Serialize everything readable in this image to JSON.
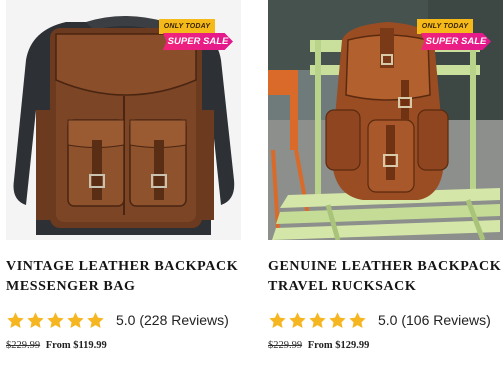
{
  "colors": {
    "star": "#f5b622",
    "badge_top": "#f5b91a",
    "badge_bottom": "#ec1f82"
  },
  "products": [
    {
      "badge_top": "ONLY TODAY",
      "badge_bottom": "SUPER SALE",
      "title_line1": "VINTAGE LEATHER BACKPACK",
      "title_line2": "MESSENGER BAG",
      "rating": 5,
      "rating_text": "5.0 (228 Reviews)",
      "old_price": "$229.99",
      "from_price": "From $119.99"
    },
    {
      "badge_top": "ONLY TODAY",
      "badge_bottom": "SUPER SALE",
      "title_line1": "GENUINE LEATHER BACKPACK",
      "title_line2": "TRAVEL RUCKSACK",
      "rating": 5,
      "rating_text": "5.0 (106 Reviews)",
      "old_price": "$229.99",
      "from_price": "From $129.99"
    }
  ]
}
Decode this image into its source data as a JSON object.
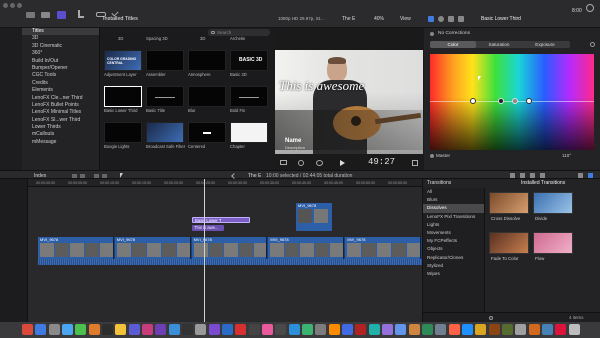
{
  "toolbar": {
    "browser_title": "Installed Titles",
    "resolution": "1080p HD 29.97p, St...",
    "project": "The E",
    "zoom": "40%",
    "view": "View",
    "inspector_title": "Basic Lower Third",
    "timecode": "8:00"
  },
  "library": {
    "items": [
      {
        "label": "Titles",
        "selected": true
      },
      {
        "label": "3D"
      },
      {
        "label": "3D Cinematic"
      },
      {
        "label": "360°"
      },
      {
        "label": "Build In/Out"
      },
      {
        "label": "Bumper/Opener"
      },
      {
        "label": "CGC Tools"
      },
      {
        "label": "Credits"
      },
      {
        "label": "Elements"
      },
      {
        "label": "LenoFX Cle...ner Third"
      },
      {
        "label": "LenoFX Bullet Points"
      },
      {
        "label": "LenoFX Minimal Titles"
      },
      {
        "label": "LenoFX Sl...wer Third"
      },
      {
        "label": "Lower Thirds"
      },
      {
        "label": "mCallouts"
      },
      {
        "label": "mMessage"
      }
    ]
  },
  "browser": {
    "search_placeholder": "Search",
    "top_captions": [
      "3D",
      "Spacing 3D",
      "3D",
      "Archetie"
    ],
    "titles": [
      {
        "label": "Adjustment Layer"
      },
      {
        "label": "Assembler"
      },
      {
        "label": "Atmosphere"
      },
      {
        "label": "Basic 3D"
      },
      {
        "label": "Basic Lower Third"
      },
      {
        "label": "Basic Title"
      },
      {
        "label": "Blur"
      },
      {
        "label": "Bold Fin"
      },
      {
        "label": "Boogie Lights"
      },
      {
        "label": "Broadcast Safe Filter"
      },
      {
        "label": "Centered"
      },
      {
        "label": "Chapter"
      }
    ],
    "thumb_texts": {
      "basic3d": "BASIC 3D",
      "adjust": "COLOR GRADING CENTRAL"
    }
  },
  "viewer": {
    "overlay_text": "This is awesome",
    "name_text": "Name",
    "desc_text": "Description",
    "timecode": "49:27"
  },
  "inspector": {
    "corrections": "No Corrections",
    "tabs": [
      "Color",
      "Saturation",
      "Exposure"
    ],
    "master_label": "Master",
    "master_value": "110°"
  },
  "timeline": {
    "index_label": "Index",
    "project_name": "The E",
    "status": "10:00 selected / 02:44:05 total duration",
    "ruler": [
      "00:00:00:00",
      "00:00:05:00",
      "00:00:10:00",
      "00:00:15:00",
      "00:00:20:00",
      "00:00:25:00",
      "00:00:30:00",
      "00:00:35:00",
      "00:00:40:00",
      "00:00:45:00",
      "00:00:50:00",
      "00:00:55:00"
    ],
    "title_clip": "Basic Lower T",
    "title_clip2": "This is awe...",
    "broll_clip": "MVI_9678",
    "main_clips": [
      "MVI_9678",
      "MVI_9678",
      "MVI_9678",
      "MVI_9678",
      "MVI_9678"
    ]
  },
  "transitions": {
    "title": "Transitions",
    "installed": "Installed Transitions",
    "categories": [
      {
        "label": "All"
      },
      {
        "label": "Blurs"
      },
      {
        "label": "Dissolves",
        "selected": true
      },
      {
        "label": "LenoFX Pixl Transitions"
      },
      {
        "label": "Lights"
      },
      {
        "label": "Movements"
      },
      {
        "label": "My FCPeffects"
      },
      {
        "label": "Objects"
      },
      {
        "label": "Replicator/Clones"
      },
      {
        "label": "Stylized"
      },
      {
        "label": "Wipes"
      }
    ],
    "items": [
      {
        "label": "Cross Dissolve"
      },
      {
        "label": "Divide"
      },
      {
        "label": "Fade To Color"
      },
      {
        "label": "Flow"
      }
    ],
    "count": "4 items"
  },
  "dock": {
    "app_colors": [
      "#d94a3b",
      "#3f7be0",
      "#8a8a8a",
      "#4aa6f0",
      "#4bc04e",
      "#e07b2c",
      "#2d2d2d",
      "#f3c13a",
      "#5b5bd6",
      "#c73d7c",
      "#6c3fb5",
      "#3a8fd8",
      "#333",
      "#999",
      "#7a4bd0",
      "#2a6bc8",
      "#d83030",
      "#444",
      "#e85a9c",
      "#4a4a4a",
      "#2c8fd9",
      "#3cb371",
      "#7c7c7c",
      "#ff8c00",
      "#4169e1",
      "#b22222",
      "#20b2aa",
      "#9370db",
      "#6495ed",
      "#cd853f",
      "#2e8b57",
      "#708090",
      "#ff6347",
      "#1e90ff",
      "#daa520",
      "#8b4513",
      "#556b2f",
      "#a0a0a0",
      "#d2691e",
      "#4682b4",
      "#dc143c",
      "#bdbdbd"
    ]
  },
  "colors": {
    "accent": "#3f7be0",
    "title_clip": "#7b5fc7",
    "video_clip": "#2d5fa8"
  }
}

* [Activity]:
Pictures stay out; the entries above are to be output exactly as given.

* [Task solution]:
Serialize everything readable in this image to JSON.
{
  "colors": {
    "star": "#f5b622",
    "badge_top": "#f5b91a",
    "badge_bottom": "#ec1f82"
  },
  "products": [
    {
      "badge_top": "ONLY TODAY",
      "badge_bottom": "SUPER SALE",
      "title_line1": "VINTAGE LEATHER BACKPACK",
      "title_line2": "MESSENGER BAG",
      "rating": 5,
      "rating_text": "5.0 (228 Reviews)",
      "old_price": "$229.99",
      "from_price": "From $119.99"
    },
    {
      "badge_top": "ONLY TODAY",
      "badge_bottom": "SUPER SALE",
      "title_line1": "GENUINE LEATHER BACKPACK",
      "title_line2": "TRAVEL RUCKSACK",
      "rating": 5,
      "rating_text": "5.0 (106 Reviews)",
      "old_price": "$229.99",
      "from_price": "From $129.99"
    }
  ]
}
Decode this image into its source data as a JSON object.
{
  "toolbar": {
    "browser_title": "Installed Titles",
    "resolution": "1080p HD 29.97p, St...",
    "project": "The E",
    "zoom": "40%",
    "view": "View",
    "inspector_title": "Basic Lower Third",
    "timecode": "8:00"
  },
  "library": {
    "items": [
      {
        "label": "Titles",
        "selected": true
      },
      {
        "label": "3D"
      },
      {
        "label": "3D Cinematic"
      },
      {
        "label": "360°"
      },
      {
        "label": "Build In/Out"
      },
      {
        "label": "Bumper/Opener"
      },
      {
        "label": "CGC Tools"
      },
      {
        "label": "Credits"
      },
      {
        "label": "Elements"
      },
      {
        "label": "LenoFX Cle...ner Third"
      },
      {
        "label": "LenoFX Bullet Points"
      },
      {
        "label": "LenoFX Minimal Titles"
      },
      {
        "label": "LenoFX Sl...wer Third"
      },
      {
        "label": "Lower Thirds"
      },
      {
        "label": "mCallouts"
      },
      {
        "label": "mMessage"
      }
    ]
  },
  "browser": {
    "search_placeholder": "Search",
    "top_captions": [
      "3D",
      "Spacing 3D",
      "3D",
      "Archetie"
    ],
    "titles": [
      {
        "label": "Adjustment Layer"
      },
      {
        "label": "Assembler"
      },
      {
        "label": "Atmosphere"
      },
      {
        "label": "Basic 3D"
      },
      {
        "label": "Basic Lower Third"
      },
      {
        "label": "Basic Title"
      },
      {
        "label": "Blur"
      },
      {
        "label": "Bold Fin"
      },
      {
        "label": "Boogie Lights"
      },
      {
        "label": "Broadcast Safe Filter"
      },
      {
        "label": "Centered"
      },
      {
        "label": "Chapter"
      }
    ],
    "thumb_texts": {
      "basic3d": "BASIC 3D",
      "adjust": "COLOR GRADING CENTRAL"
    }
  },
  "viewer": {
    "overlay_text": "This is awesome",
    "name_text": "Name",
    "desc_text": "Description",
    "timecode": "49:27"
  },
  "inspector": {
    "corrections": "No Corrections",
    "tabs": [
      "Color",
      "Saturation",
      "Exposure"
    ],
    "master_label": "Master",
    "master_value": "110°"
  },
  "timeline": {
    "index_label": "Index",
    "project_name": "The E",
    "status": "10:00 selected / 02:44:05 total duration",
    "ruler": [
      "00:00:00:00",
      "00:00:05:00",
      "00:00:10:00",
      "00:00:15:00",
      "00:00:20:00",
      "00:00:25:00",
      "00:00:30:00",
      "00:00:35:00",
      "00:00:40:00",
      "00:00:45:00",
      "00:00:50:00",
      "00:00:55:00"
    ],
    "title_clip": "Basic Lower T",
    "title_clip2": "This is awe...",
    "broll_clip": "MVI_9678",
    "main_clips": [
      "MVI_9678",
      "MVI_9678",
      "MVI_9678",
      "MVI_9678",
      "MVI_9678"
    ]
  },
  "transitions": {
    "title": "Transitions",
    "installed": "Installed Transitions",
    "categories": [
      {
        "label": "All"
      },
      {
        "label": "Blurs"
      },
      {
        "label": "Dissolves",
        "selected": true
      },
      {
        "label": "LenoFX Pixl Transitions"
      },
      {
        "label": "Lights"
      },
      {
        "label": "Movements"
      },
      {
        "label": "My FCPeffects"
      },
      {
        "label": "Objects"
      },
      {
        "label": "Replicator/Clones"
      },
      {
        "label": "Stylized"
      },
      {
        "label": "Wipes"
      }
    ],
    "items": [
      {
        "label": "Cross Dissolve"
      },
      {
        "label": "Divide"
      },
      {
        "label": "Fade To Color"
      },
      {
        "label": "Flow"
      }
    ],
    "count": "4 items"
  },
  "dock": {
    "app_colors": [
      "#d94a3b",
      "#3f7be0",
      "#8a8a8a",
      "#4aa6f0",
      "#4bc04e",
      "#e07b2c",
      "#2d2d2d",
      "#f3c13a",
      "#5b5bd6",
      "#c73d7c",
      "#6c3fb5",
      "#3a8fd8",
      "#333",
      "#999",
      "#7a4bd0",
      "#2a6bc8",
      "#d83030",
      "#444",
      "#e85a9c",
      "#4a4a4a",
      "#2c8fd9",
      "#3cb371",
      "#7c7c7c",
      "#ff8c00",
      "#4169e1",
      "#b22222",
      "#20b2aa",
      "#9370db",
      "#6495ed",
      "#cd853f",
      "#2e8b57",
      "#708090",
      "#ff6347",
      "#1e90ff",
      "#daa520",
      "#8b4513",
      "#556b2f",
      "#a0a0a0",
      "#d2691e",
      "#4682b4",
      "#dc143c",
      "#bdbdbd"
    ]
  },
  "colors": {
    "accent": "#3f7be0",
    "title_clip": "#7b5fc7",
    "video_clip": "#2d5fa8"
  }
}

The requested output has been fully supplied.